I freely admit that I am a complete yarn snob, that’s no secret. And as such I don’t buy much yarn anymore in Springwools, but it’s my mum’s favourite shop. They stock a huge range of baby wools and everyday yarns. In terms of Irish products, they also carry a large range of Studio Donegal yarns – Aran Tweed 50g balls; Soft Donegal hanks and a variety of Donegal Yarns in 1kg and 2kg cones – as well as Cushendale Mohair Boucle. Springwools also told me they’re currently expanding their Irish yarns selection, and will have a really comprehensive selection of Irish brands and Irish-made yarns and products available soon.

Springwools also offers a mail service for tourists and out-of-towners who visit the shop. They will parcel up and mail products bought in-store to your home address, at special low prices.

Winnie’s Wool Wagon and Craft Cafe

3 Woodbine Park, Blackrock, Co. Dublin. Phone (01) 260 3734

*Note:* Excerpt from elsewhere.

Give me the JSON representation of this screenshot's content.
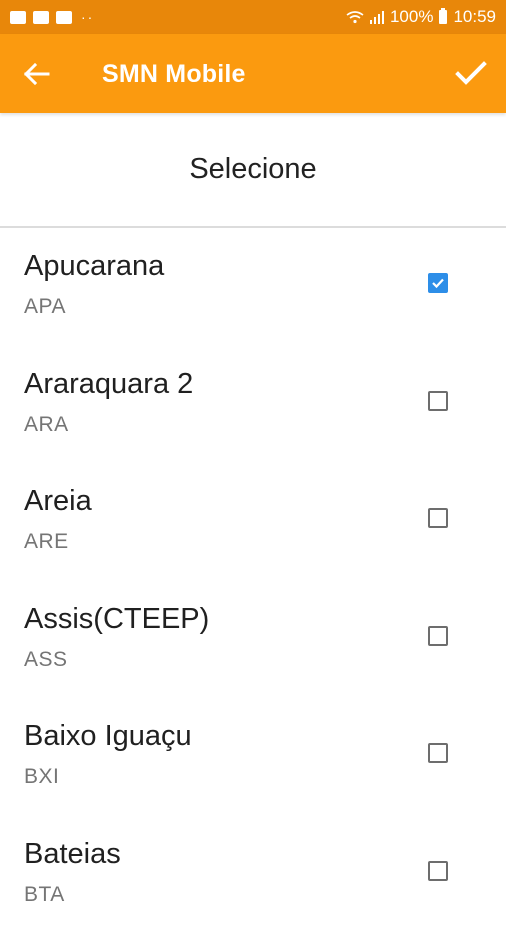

WinniesWinnie’s Craft Cafe opened in 2010 and is a gorgeous yarn shop and cafe located on the southside of Dublin, near UCD college. It’s not on the usual tourist routes, but I think the cafe would make a great pit-stop in your sight seeing schedule. They stock a great range of yarns that won’t break the bank and the staff have been really friendly any time I’ve been there. They also stock a range of other craft materials, including beads and buttons.

In terms of Irish yarns Winnie’s stocks Cushendale Boucle, Studio Donegal Aran and Aran Soft and at the time of writing they were awaiting the arrival of Kerry Aran in an array of colours. They try to stock Irish suppliers where possible, both in the shop and the cafe and you can pick some cute Irish gifts like Lizzy C sheep brooches and shawl pins from Kieran Cunningham.

In the cafe they have a range of Irish cake, chocolate and ice cream suppliers who are small businesses themselves, Caryna’s Cakes, Chocolate Garden of Ireland, Tipperary Organic Ice Cream and The Cake and Crumb being just a few.

Other Yarn Shops

There are other yarn shops in Dublin that I have never been to so I’m not in a position to review them, but they might be close to where you’re staying (also in alphabetical order).

If I have forgotten any shops please let me know in the comments so I can add to the list. And for any tourists reading, please let me know if there is anything else you want to know or if you found my guide useful.